TASK BRIEF:
Restate the listing word for word; omit the images.
+++ DATA EXCERPTS +++
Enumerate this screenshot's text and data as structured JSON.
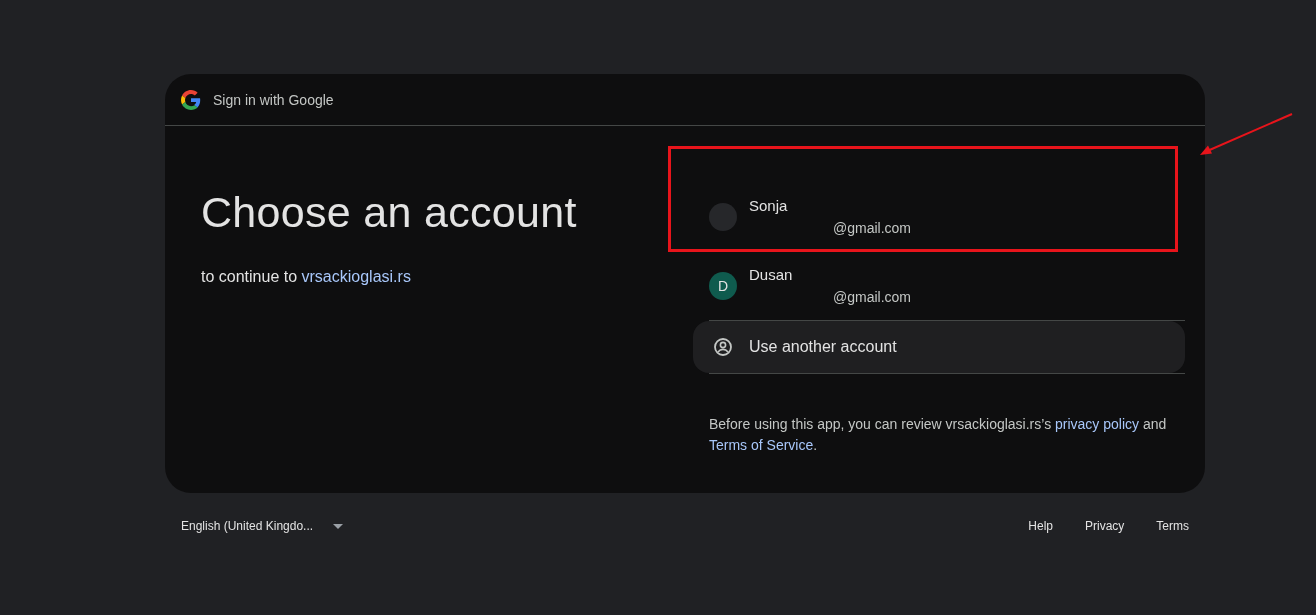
{
  "header": {
    "title": "Sign in with Google"
  },
  "heading": "Choose an account",
  "subtitle": {
    "text": "to continue to",
    "link": "vrsackioglasi.rs"
  },
  "accounts": [
    {
      "name": "Sonja",
      "email": "@gmail.com",
      "color": "#26272a"
    },
    {
      "name": "Dusan",
      "email": "@gmail.com",
      "initial": "D",
      "color": "#0f5b4e"
    }
  ],
  "other_account": "Use another account",
  "notice": {
    "text": "Before using this app, you can review vrsackioglasi.rs’s",
    "privacy_link": "privacy policy",
    "joiner": "and",
    "terms_link": "Terms of Service",
    "end": "."
  },
  "footer": {
    "language": "English (United Kingdo...",
    "links": [
      "Help",
      "Privacy",
      "Terms"
    ]
  },
  "annotation_box": true,
  "annotation_arrow": true
}
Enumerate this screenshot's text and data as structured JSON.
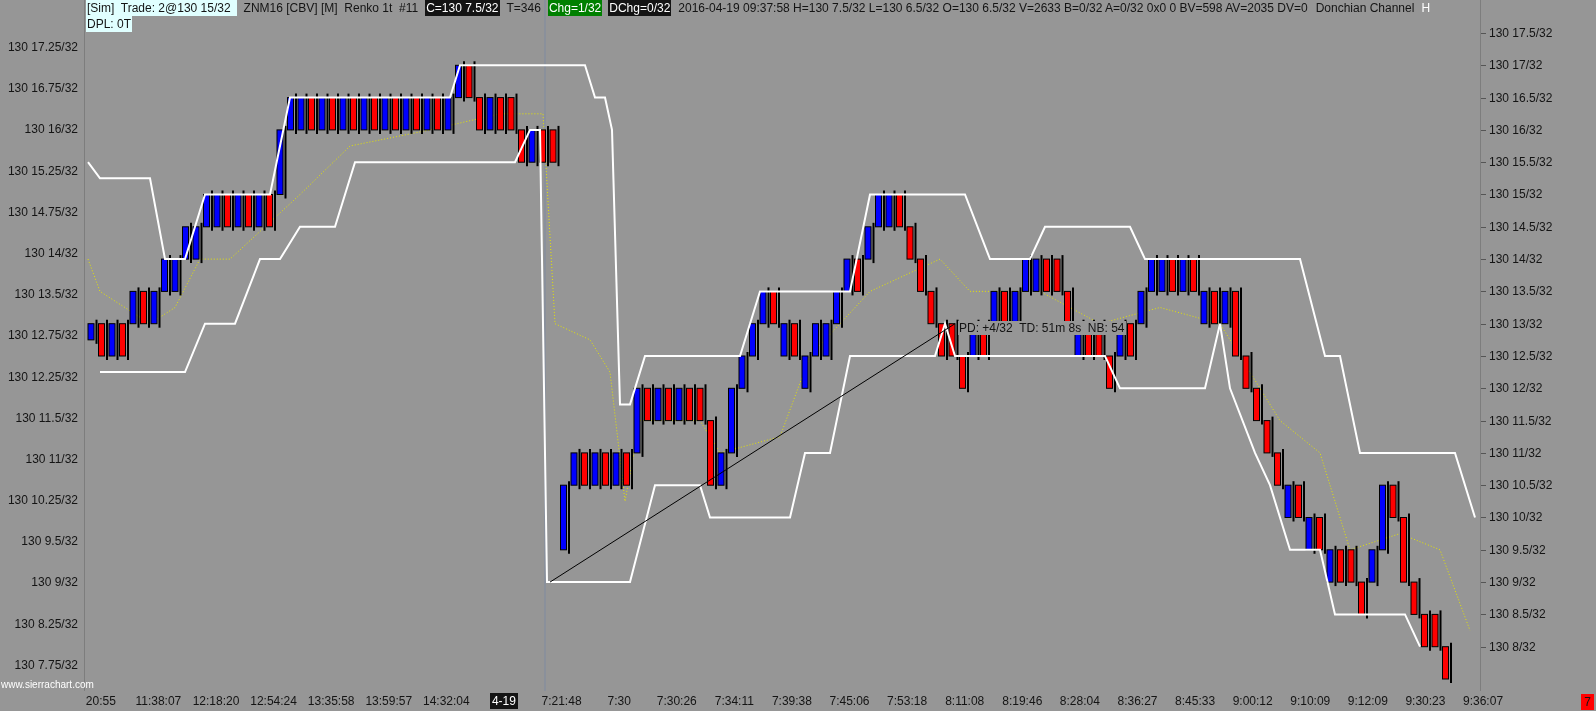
{
  "header": {
    "sim_label": "[Sim]  Trade: 2@130 15/32",
    "dpl": "DPL: 0T",
    "fields": [
      {
        "text": "ZNM16 [CBV] [M]  Renko 1t  #11",
        "kind": "plain"
      },
      {
        "text": "C=130 7.5/32",
        "kind": "dark"
      },
      {
        "text": "T=346",
        "kind": "plain"
      },
      {
        "text": "Chg=1/32",
        "kind": "green"
      },
      {
        "text": "DChg=0/32",
        "kind": "dark"
      },
      {
        "text": "2016-04-19 09:37:58 H=130 7.5/32 L=130 6.5/32 O=130 6.5/32 V=2633 B=0/32 A=0/32 0x0 0 BV=598 AV=2035 DV=0",
        "kind": "plain"
      },
      {
        "text": "Donchian Channel",
        "kind": "plain"
      }
    ],
    "cut_label": "H"
  },
  "left_axis": [
    "130 17.25/32",
    "130 16.75/32",
    "130 16/32",
    "130 15.25/32",
    "130 14.75/32",
    "130 14/32",
    "130 13.5/32",
    "130 12.75/32",
    "130 12.25/32",
    "130 11.5/32",
    "130 11/32",
    "130 10.25/32",
    "130 9.5/32",
    "130 9/32",
    "130 8.25/32",
    "130 7.75/32"
  ],
  "right_axis": [
    "130 17.5/32",
    "130 17/32",
    "130 16.5/32",
    "130 16/32",
    "130 15.5/32",
    "130 15/32",
    "130 14.5/32",
    "130 14/32",
    "130 13.5/32",
    "130 13/32",
    "130 12.5/32",
    "130 12/32",
    "130 11.5/32",
    "130 11/32",
    "130 10.5/32",
    "130 10/32",
    "130 9.5/32",
    "130 9/32",
    "130 8.5/32",
    "130 8/32"
  ],
  "time_axis": [
    {
      "text": "20:55",
      "highlighted": false
    },
    {
      "text": "11:38:07",
      "highlighted": false
    },
    {
      "text": "12:18:20",
      "highlighted": false
    },
    {
      "text": "12:54:24",
      "highlighted": false
    },
    {
      "text": "13:35:58",
      "highlighted": false
    },
    {
      "text": "13:59:57",
      "highlighted": false
    },
    {
      "text": "14:32:04",
      "highlighted": false
    },
    {
      "text": "4-19",
      "highlighted": true
    },
    {
      "text": "7:21:48",
      "highlighted": false
    },
    {
      "text": "7:30",
      "highlighted": false
    },
    {
      "text": "7:30:26",
      "highlighted": false
    },
    {
      "text": "7:34:11",
      "highlighted": false
    },
    {
      "text": "7:39:38",
      "highlighted": false
    },
    {
      "text": "7:45:06",
      "highlighted": false
    },
    {
      "text": "7:53:18",
      "highlighted": false
    },
    {
      "text": "8:11:08",
      "highlighted": false
    },
    {
      "text": "8:19:46",
      "highlighted": false
    },
    {
      "text": "8:28:04",
      "highlighted": false
    },
    {
      "text": "8:36:27",
      "highlighted": false
    },
    {
      "text": "8:45:33",
      "highlighted": false
    },
    {
      "text": "9:00:12",
      "highlighted": false
    },
    {
      "text": "9:10:09",
      "highlighted": false
    },
    {
      "text": "9:12:09",
      "highlighted": false
    },
    {
      "text": "9:30:23",
      "highlighted": false
    },
    {
      "text": "9:36:07",
      "highlighted": false
    }
  ],
  "annotation": "PD: +4/32  TD: 51m 8s  NB: 54",
  "watermark": "www.sierrachart.com",
  "alert_badge": "7"
}
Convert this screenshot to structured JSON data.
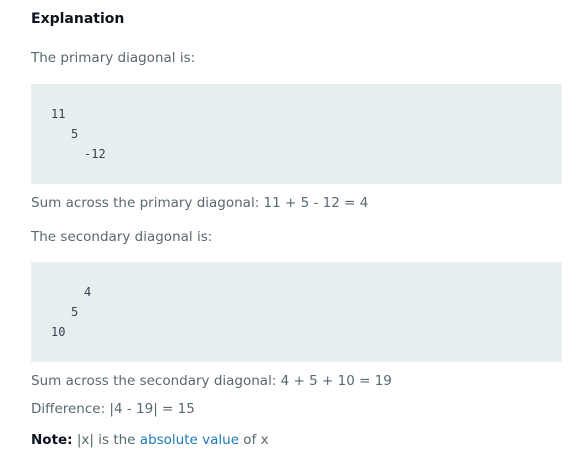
{
  "explanation": {
    "title": "Explanation",
    "primary_intro": "The primary diagonal is:",
    "primary_values": [
      "11",
      "5",
      "-12"
    ],
    "primary_sum": "Sum across the primary diagonal: 11 + 5 - 12 = 4",
    "secondary_intro": "The secondary diagonal is:",
    "secondary_values": [
      "4",
      "5",
      "10"
    ],
    "secondary_sum": "Sum across the secondary diagonal: 4 + 5 + 10 = 19",
    "difference": "Difference: |4 - 19| = 15",
    "note": {
      "label": "Note:",
      "before_link": " |x| is the ",
      "link_text": "absolute value",
      "after_link": " of x"
    }
  },
  "colors": {
    "heading": "#0e141e",
    "body_text": "#576871",
    "code_bg": "#e7eeef",
    "link": "#1f7ab8"
  }
}
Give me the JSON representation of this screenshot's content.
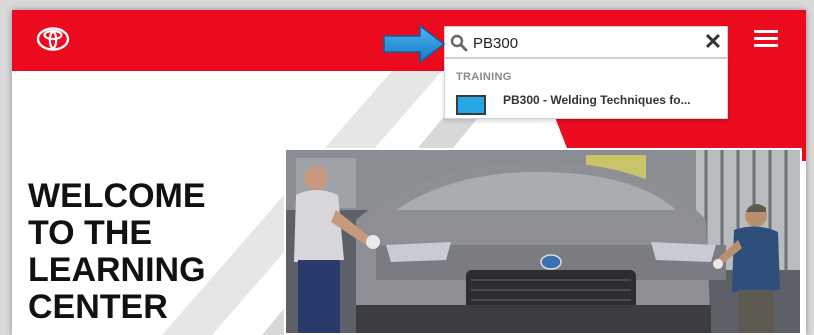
{
  "header": {
    "brand_color": "#eb0a1e",
    "logo_icon": "toyota-logo-icon",
    "menu_icon": "hamburger-menu-icon"
  },
  "search": {
    "value": "PB300",
    "icon": "search-icon",
    "clear_icon": "close-icon",
    "clear_glyph": "✕"
  },
  "dropdown": {
    "group_label": "TRAINING",
    "results": [
      {
        "label": "PB300 - Welding Techniques fo...",
        "thumb_color": "#27a6e6"
      }
    ]
  },
  "hero": {
    "headline_lines": [
      "WELCOME",
      "TO THE",
      "LEARNING",
      "CENTER"
    ]
  },
  "annotation": {
    "arrow_color": "#1f8fd6",
    "arrow_icon": "pointer-arrow-icon"
  }
}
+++
RESPONSE TO THIS EXERCISE:
Enumerate this screenshot's text and data as structured JSON.
{
  "header": {
    "title": "Sign in with Google"
  },
  "heading": "Choose an account",
  "subtitle": {
    "text": "to continue to",
    "link": "vrsackioglasi.rs"
  },
  "accounts": [
    {
      "name": "Sonja",
      "email": "@gmail.com",
      "color": "#26272a"
    },
    {
      "name": "Dusan",
      "email": "@gmail.com",
      "initial": "D",
      "color": "#0f5b4e"
    }
  ],
  "other_account": "Use another account",
  "notice": {
    "text": "Before using this app, you can review vrsackioglasi.rs’s",
    "privacy_link": "privacy policy",
    "joiner": "and",
    "terms_link": "Terms of Service",
    "end": "."
  },
  "footer": {
    "language": "English (United Kingdo...",
    "links": [
      "Help",
      "Privacy",
      "Terms"
    ]
  },
  "annotation_box": true,
  "annotation_arrow": true
}
Enumerate this screenshot's text and data as structured JSON.
{
  "header": {
    "sim_label": "[Sim]  Trade: 2@130 15/32",
    "dpl": "DPL: 0T",
    "fields": [
      {
        "text": "ZNM16 [CBV] [M]  Renko 1t  #11",
        "kind": "plain"
      },
      {
        "text": "C=130 7.5/32",
        "kind": "dark"
      },
      {
        "text": "T=346",
        "kind": "plain"
      },
      {
        "text": "Chg=1/32",
        "kind": "green"
      },
      {
        "text": "DChg=0/32",
        "kind": "dark"
      },
      {
        "text": "2016-04-19 09:37:58 H=130 7.5/32 L=130 6.5/32 O=130 6.5/32 V=2633 B=0/32 A=0/32 0x0 0 BV=598 AV=2035 DV=0",
        "kind": "plain"
      },
      {
        "text": "Donchian Channel",
        "kind": "plain"
      }
    ],
    "cut_label": "H"
  },
  "left_axis": [
    "130 17.25/32",
    "130 16.75/32",
    "130 16/32",
    "130 15.25/32",
    "130 14.75/32",
    "130 14/32",
    "130 13.5/32",
    "130 12.75/32",
    "130 12.25/32",
    "130 11.5/32",
    "130 11/32",
    "130 10.25/32",
    "130 9.5/32",
    "130 9/32",
    "130 8.25/32",
    "130 7.75/32"
  ],
  "right_axis": [
    "130 17.5/32",
    "130 17/32",
    "130 16.5/32",
    "130 16/32",
    "130 15.5/32",
    "130 15/32",
    "130 14.5/32",
    "130 14/32",
    "130 13.5/32",
    "130 13/32",
    "130 12.5/32",
    "130 12/32",
    "130 11.5/32",
    "130 11/32",
    "130 10.5/32",
    "130 10/32",
    "130 9.5/32",
    "130 9/32",
    "130 8.5/32",
    "130 8/32"
  ],
  "time_axis": [
    {
      "text": "20:55",
      "highlighted": false
    },
    {
      "text": "11:38:07",
      "highlighted": false
    },
    {
      "text": "12:18:20",
      "highlighted": false
    },
    {
      "text": "12:54:24",
      "highlighted": false
    },
    {
      "text": "13:35:58",
      "highlighted": false
    },
    {
      "text": "13:59:57",
      "highlighted": false
    },
    {
      "text": "14:32:04",
      "highlighted": false
    },
    {
      "text": "4-19",
      "highlighted": true
    },
    {
      "text": "7:21:48",
      "highlighted": false
    },
    {
      "text": "7:30",
      "highlighted": false
    },
    {
      "text": "7:30:26",
      "highlighted": false
    },
    {
      "text": "7:34:11",
      "highlighted": false
    },
    {
      "text": "7:39:38",
      "highlighted": false
    },
    {
      "text": "7:45:06",
      "highlighted": false
    },
    {
      "text": "7:53:18",
      "highlighted": false
    },
    {
      "text": "8:11:08",
      "highlighted": false
    },
    {
      "text": "8:19:46",
      "highlighted": false
    },
    {
      "text": "8:28:04",
      "highlighted": false
    },
    {
      "text": "8:36:27",
      "highlighted": false
    },
    {
      "text": "8:45:33",
      "highlighted": false
    },
    {
      "text": "9:00:12",
      "highlighted": false
    },
    {
      "text": "9:10:09",
      "highlighted": false
    },
    {
      "text": "9:12:09",
      "highlighted": false
    },
    {
      "text": "9:30:23",
      "highlighted": false
    },
    {
      "text": "9:36:07",
      "highlighted": false
    }
  ],
  "annotation": "PD: +4/32  TD: 51m 8s  NB: 54",
  "watermark": "www.sierrachart.com",
  "alert_badge": "7"
}
Convert this screenshot to structured JSON data.
{
  "explanation": {
    "title": "Explanation",
    "primary_intro": "The primary diagonal is:",
    "primary_values": [
      "11",
      "5",
      "-12"
    ],
    "primary_sum": "Sum across the primary diagonal: 11 + 5 - 12 = 4",
    "secondary_intro": "The secondary diagonal is:",
    "secondary_values": [
      "4",
      "5",
      "10"
    ],
    "secondary_sum": "Sum across the secondary diagonal: 4 + 5 + 10 = 19",
    "difference": "Difference: |4 - 19| = 15",
    "note": {
      "label": "Note:",
      "before_link": " |x| is the ",
      "link_text": "absolute value",
      "after_link": " of x"
    }
  },
  "colors": {
    "heading": "#0e141e",
    "body_text": "#576871",
    "code_bg": "#e7eeef",
    "link": "#1f7ab8"
  }
}
Give me the JSON representation of this screenshot's content.
{
  "header": {
    "brand_color": "#eb0a1e",
    "logo_icon": "toyota-logo-icon",
    "menu_icon": "hamburger-menu-icon"
  },
  "search": {
    "value": "PB300",
    "icon": "search-icon",
    "clear_icon": "close-icon",
    "clear_glyph": "✕"
  },
  "dropdown": {
    "group_label": "TRAINING",
    "results": [
      {
        "label": "PB300 - Welding Techniques fo...",
        "thumb_color": "#27a6e6"
      }
    ]
  },
  "hero": {
    "headline_lines": [
      "WELCOME",
      "TO THE",
      "LEARNING",
      "CENTER"
    ]
  },
  "annotation": {
    "arrow_color": "#1f8fd6",
    "arrow_icon": "pointer-arrow-icon"
  }
}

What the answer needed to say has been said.